### Work request
Every line with the word "title" in it should be extracted from the data that follows.

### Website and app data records
════════════════════
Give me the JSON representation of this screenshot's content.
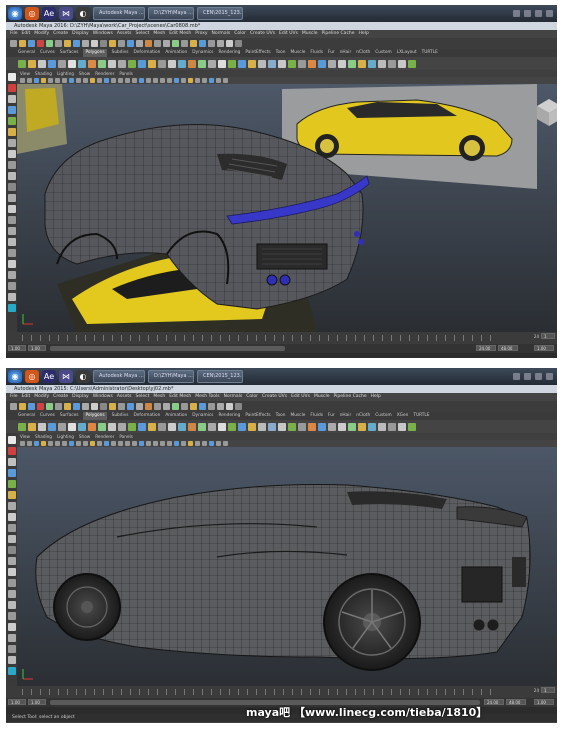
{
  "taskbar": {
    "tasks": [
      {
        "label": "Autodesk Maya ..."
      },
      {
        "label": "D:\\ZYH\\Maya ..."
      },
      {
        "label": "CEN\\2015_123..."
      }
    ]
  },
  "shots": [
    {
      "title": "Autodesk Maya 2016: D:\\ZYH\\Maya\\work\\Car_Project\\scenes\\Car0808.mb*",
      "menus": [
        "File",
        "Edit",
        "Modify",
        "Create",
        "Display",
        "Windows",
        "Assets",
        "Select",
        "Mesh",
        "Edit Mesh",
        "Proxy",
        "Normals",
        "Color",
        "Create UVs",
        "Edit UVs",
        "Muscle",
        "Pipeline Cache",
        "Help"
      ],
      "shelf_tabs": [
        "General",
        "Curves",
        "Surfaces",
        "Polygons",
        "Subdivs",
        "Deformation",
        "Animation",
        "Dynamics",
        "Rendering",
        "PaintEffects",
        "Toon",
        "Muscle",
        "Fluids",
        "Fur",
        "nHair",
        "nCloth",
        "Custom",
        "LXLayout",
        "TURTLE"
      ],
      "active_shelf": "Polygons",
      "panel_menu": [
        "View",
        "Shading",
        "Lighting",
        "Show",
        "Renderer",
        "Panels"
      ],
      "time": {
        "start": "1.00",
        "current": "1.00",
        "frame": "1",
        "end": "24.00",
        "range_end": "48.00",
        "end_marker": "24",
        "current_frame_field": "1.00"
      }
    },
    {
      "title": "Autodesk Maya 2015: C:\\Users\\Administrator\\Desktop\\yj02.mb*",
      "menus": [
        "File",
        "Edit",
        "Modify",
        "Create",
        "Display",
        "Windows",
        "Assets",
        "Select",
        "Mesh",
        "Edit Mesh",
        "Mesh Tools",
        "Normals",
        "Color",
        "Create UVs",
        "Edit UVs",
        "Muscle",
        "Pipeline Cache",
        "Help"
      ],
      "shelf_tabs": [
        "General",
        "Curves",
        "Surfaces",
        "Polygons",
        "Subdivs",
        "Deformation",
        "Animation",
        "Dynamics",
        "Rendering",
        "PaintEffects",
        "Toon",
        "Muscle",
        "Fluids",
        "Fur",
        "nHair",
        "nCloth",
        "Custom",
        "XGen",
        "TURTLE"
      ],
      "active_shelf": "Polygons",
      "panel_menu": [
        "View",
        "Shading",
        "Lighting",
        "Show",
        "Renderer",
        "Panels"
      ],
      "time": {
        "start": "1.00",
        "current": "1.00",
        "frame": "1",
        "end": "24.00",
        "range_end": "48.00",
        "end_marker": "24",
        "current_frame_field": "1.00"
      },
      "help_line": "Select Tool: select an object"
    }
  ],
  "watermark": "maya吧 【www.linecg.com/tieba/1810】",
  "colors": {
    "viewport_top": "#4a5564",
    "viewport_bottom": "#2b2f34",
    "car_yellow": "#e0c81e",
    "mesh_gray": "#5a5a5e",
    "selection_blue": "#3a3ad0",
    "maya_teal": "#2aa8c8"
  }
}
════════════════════
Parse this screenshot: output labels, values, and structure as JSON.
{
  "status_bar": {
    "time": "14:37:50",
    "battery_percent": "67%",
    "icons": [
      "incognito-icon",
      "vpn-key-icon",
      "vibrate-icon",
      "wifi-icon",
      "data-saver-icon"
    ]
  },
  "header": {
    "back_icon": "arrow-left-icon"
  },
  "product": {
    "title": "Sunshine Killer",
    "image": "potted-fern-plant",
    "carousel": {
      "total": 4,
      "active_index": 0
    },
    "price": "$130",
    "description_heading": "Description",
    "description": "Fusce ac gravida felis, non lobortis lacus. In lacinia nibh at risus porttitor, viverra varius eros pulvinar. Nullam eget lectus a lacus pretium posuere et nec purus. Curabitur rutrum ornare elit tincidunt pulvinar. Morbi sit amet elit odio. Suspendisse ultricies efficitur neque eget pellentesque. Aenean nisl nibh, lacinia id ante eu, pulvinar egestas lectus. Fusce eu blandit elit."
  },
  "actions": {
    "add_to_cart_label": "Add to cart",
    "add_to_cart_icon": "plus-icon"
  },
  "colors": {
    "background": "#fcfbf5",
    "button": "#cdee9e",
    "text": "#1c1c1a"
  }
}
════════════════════
### Output of the task
      "title": "Autodesk Maya 2016: D:\\ZYH\\Maya\\work\\Car_Project\\scenes\\Car0808.mb*",
      "title": "Autodesk Maya 2015: C:\\Users\\Administrator\\Desktop\\yj02.mb*",
    "title": "Sunshine Killer",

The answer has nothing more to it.